How to complete this task: Every line in the records below that holds the word "name" is to be copied.

Dataset rows for apps and sites:
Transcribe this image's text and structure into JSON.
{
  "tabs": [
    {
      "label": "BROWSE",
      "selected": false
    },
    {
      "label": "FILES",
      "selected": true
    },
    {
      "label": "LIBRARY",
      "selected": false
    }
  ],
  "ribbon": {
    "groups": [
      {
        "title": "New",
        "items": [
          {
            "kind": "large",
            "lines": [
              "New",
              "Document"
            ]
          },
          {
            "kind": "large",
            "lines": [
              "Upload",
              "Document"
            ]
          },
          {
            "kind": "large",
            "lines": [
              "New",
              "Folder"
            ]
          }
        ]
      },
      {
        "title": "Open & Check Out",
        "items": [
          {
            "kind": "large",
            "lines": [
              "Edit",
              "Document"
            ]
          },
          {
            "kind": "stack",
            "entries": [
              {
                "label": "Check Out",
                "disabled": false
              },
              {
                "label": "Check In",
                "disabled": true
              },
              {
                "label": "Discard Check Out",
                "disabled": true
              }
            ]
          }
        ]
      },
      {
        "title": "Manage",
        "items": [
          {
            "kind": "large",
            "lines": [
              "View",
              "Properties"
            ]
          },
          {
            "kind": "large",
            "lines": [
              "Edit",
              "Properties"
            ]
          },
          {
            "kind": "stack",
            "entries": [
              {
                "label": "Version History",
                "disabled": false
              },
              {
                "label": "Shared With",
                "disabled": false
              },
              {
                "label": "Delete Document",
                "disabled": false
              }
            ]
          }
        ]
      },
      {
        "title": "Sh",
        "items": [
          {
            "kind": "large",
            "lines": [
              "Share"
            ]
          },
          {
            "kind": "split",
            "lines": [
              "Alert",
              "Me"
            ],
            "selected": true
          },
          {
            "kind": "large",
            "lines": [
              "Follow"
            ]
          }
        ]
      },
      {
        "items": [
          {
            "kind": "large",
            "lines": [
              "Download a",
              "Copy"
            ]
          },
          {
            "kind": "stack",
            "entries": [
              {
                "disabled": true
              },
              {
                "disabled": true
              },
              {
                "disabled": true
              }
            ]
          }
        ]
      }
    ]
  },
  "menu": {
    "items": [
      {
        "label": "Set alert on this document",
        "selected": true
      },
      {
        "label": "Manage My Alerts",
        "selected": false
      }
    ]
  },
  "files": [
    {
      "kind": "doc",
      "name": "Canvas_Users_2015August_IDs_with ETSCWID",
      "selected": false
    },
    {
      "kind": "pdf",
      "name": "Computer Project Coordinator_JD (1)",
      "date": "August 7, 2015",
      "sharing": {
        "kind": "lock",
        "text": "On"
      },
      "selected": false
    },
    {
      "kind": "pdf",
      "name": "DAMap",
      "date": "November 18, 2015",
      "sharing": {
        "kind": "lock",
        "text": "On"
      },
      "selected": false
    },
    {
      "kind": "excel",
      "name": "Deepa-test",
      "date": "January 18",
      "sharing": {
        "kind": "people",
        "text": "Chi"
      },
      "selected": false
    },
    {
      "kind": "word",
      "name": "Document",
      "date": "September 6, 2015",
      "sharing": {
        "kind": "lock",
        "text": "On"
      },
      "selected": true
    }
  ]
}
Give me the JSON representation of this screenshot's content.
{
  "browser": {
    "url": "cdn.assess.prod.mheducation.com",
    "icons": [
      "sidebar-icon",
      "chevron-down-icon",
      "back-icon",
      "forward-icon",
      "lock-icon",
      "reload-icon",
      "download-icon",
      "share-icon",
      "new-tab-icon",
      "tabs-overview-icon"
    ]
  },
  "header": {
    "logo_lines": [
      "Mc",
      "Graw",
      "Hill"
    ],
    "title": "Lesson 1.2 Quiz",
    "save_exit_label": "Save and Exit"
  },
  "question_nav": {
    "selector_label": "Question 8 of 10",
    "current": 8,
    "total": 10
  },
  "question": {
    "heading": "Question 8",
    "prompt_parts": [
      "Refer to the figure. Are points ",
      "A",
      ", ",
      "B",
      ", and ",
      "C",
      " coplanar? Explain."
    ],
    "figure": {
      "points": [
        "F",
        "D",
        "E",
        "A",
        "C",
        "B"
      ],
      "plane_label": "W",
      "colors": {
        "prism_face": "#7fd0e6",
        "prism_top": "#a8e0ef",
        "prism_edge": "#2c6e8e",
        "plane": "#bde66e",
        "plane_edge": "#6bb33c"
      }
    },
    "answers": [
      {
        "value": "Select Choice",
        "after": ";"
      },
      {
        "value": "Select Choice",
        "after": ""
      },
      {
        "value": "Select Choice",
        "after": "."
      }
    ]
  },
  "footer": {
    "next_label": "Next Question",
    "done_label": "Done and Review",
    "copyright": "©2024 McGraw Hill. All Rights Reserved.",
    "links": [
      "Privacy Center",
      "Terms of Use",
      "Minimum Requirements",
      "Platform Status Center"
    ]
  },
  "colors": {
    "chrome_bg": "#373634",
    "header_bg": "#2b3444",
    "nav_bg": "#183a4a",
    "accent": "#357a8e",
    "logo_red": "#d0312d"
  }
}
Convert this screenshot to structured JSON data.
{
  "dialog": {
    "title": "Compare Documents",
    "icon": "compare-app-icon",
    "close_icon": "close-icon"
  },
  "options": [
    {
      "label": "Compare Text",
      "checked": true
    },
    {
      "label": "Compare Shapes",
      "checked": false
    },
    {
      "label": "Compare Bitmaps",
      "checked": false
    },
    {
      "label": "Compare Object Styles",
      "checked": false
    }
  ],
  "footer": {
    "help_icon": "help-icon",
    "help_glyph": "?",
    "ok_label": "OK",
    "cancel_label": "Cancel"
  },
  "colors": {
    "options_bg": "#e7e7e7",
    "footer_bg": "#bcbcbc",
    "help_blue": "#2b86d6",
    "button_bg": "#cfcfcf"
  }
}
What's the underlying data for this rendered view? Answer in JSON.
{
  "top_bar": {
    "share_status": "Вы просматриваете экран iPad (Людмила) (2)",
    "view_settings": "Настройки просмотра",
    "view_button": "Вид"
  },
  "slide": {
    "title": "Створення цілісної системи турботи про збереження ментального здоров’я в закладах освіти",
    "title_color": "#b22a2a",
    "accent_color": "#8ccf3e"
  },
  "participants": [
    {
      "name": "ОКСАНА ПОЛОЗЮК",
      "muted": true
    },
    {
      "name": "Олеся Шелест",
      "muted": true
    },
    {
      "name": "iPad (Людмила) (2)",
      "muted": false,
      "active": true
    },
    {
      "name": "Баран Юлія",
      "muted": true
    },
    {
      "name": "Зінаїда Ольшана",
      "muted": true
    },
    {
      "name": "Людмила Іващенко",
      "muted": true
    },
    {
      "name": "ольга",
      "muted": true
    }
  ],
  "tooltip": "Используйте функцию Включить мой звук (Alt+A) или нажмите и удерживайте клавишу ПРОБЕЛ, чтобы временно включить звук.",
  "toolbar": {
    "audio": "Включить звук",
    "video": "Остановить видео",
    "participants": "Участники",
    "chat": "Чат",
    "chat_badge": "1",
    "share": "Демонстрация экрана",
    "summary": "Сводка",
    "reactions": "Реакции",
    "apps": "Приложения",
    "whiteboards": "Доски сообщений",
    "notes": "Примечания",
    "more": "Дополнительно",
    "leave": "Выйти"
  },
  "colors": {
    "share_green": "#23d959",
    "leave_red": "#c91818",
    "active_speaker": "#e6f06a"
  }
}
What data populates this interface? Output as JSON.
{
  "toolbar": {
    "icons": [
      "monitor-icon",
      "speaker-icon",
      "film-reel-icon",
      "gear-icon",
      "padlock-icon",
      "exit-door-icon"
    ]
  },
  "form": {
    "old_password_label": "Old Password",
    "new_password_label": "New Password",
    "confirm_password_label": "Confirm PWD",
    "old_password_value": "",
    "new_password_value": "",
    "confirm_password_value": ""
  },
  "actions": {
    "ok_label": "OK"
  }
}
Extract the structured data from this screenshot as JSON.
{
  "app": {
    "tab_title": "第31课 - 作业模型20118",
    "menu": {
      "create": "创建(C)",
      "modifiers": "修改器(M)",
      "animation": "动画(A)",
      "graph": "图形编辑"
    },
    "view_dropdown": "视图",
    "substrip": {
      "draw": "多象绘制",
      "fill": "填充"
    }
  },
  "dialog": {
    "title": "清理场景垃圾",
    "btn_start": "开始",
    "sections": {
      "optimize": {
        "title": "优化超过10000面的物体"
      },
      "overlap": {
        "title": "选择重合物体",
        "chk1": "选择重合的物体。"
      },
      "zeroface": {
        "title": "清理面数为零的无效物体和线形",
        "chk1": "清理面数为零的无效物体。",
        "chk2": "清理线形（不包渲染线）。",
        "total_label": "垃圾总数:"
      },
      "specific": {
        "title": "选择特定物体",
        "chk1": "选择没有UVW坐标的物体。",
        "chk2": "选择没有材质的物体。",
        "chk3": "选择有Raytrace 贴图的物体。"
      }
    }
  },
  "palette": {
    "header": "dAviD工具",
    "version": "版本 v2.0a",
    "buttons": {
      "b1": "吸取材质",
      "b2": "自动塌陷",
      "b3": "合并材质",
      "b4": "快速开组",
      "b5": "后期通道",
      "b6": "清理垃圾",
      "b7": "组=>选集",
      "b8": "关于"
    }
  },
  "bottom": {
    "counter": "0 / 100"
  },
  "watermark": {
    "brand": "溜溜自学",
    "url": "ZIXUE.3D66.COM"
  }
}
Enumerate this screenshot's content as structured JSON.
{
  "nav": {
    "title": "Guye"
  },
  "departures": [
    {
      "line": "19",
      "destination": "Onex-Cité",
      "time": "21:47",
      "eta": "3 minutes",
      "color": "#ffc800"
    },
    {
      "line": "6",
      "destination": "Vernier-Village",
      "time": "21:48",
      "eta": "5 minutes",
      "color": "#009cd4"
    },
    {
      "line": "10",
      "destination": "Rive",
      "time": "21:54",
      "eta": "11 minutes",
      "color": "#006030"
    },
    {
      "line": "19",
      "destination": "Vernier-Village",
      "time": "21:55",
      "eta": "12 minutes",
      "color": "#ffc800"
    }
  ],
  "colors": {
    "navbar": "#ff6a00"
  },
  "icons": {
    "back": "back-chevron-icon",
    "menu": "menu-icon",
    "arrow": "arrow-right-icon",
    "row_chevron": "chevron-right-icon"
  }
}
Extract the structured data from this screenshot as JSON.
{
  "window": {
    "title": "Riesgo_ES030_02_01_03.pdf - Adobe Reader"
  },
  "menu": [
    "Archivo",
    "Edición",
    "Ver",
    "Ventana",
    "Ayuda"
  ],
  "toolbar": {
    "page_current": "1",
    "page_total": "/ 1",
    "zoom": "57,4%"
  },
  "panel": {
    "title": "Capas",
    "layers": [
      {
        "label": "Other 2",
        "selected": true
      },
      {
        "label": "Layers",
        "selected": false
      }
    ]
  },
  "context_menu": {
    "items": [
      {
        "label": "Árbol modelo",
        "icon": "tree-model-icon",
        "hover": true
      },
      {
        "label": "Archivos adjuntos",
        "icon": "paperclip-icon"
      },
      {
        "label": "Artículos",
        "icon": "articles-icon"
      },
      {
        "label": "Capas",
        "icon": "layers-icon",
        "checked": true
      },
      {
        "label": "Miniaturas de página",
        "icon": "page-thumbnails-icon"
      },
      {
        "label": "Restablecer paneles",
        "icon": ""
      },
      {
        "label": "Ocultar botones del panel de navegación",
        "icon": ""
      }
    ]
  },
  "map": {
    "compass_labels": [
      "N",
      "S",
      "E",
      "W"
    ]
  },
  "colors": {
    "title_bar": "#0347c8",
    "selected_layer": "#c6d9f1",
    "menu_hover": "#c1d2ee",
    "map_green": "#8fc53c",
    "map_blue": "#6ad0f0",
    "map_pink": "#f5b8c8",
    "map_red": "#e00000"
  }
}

Task answer:
      "name": "Canvas_Users_2015August_IDs_with ETSCWID",
      "name": "Computer Project Coordinator_JD (1)",
      "name": "DAMap",
      "name": "Deepa-test",
      "name": "Document",
      "name": "ОКСАНА ПОЛОЗЮК",
      "name": "Олеся Шелест",
      "name": "iPad (Людмила) (2)",
      "name": "Баран Юлія",
      "name": "Зінаїда Ольшана",
      "name": "Людмила Іващенко",
      "name": "ольга",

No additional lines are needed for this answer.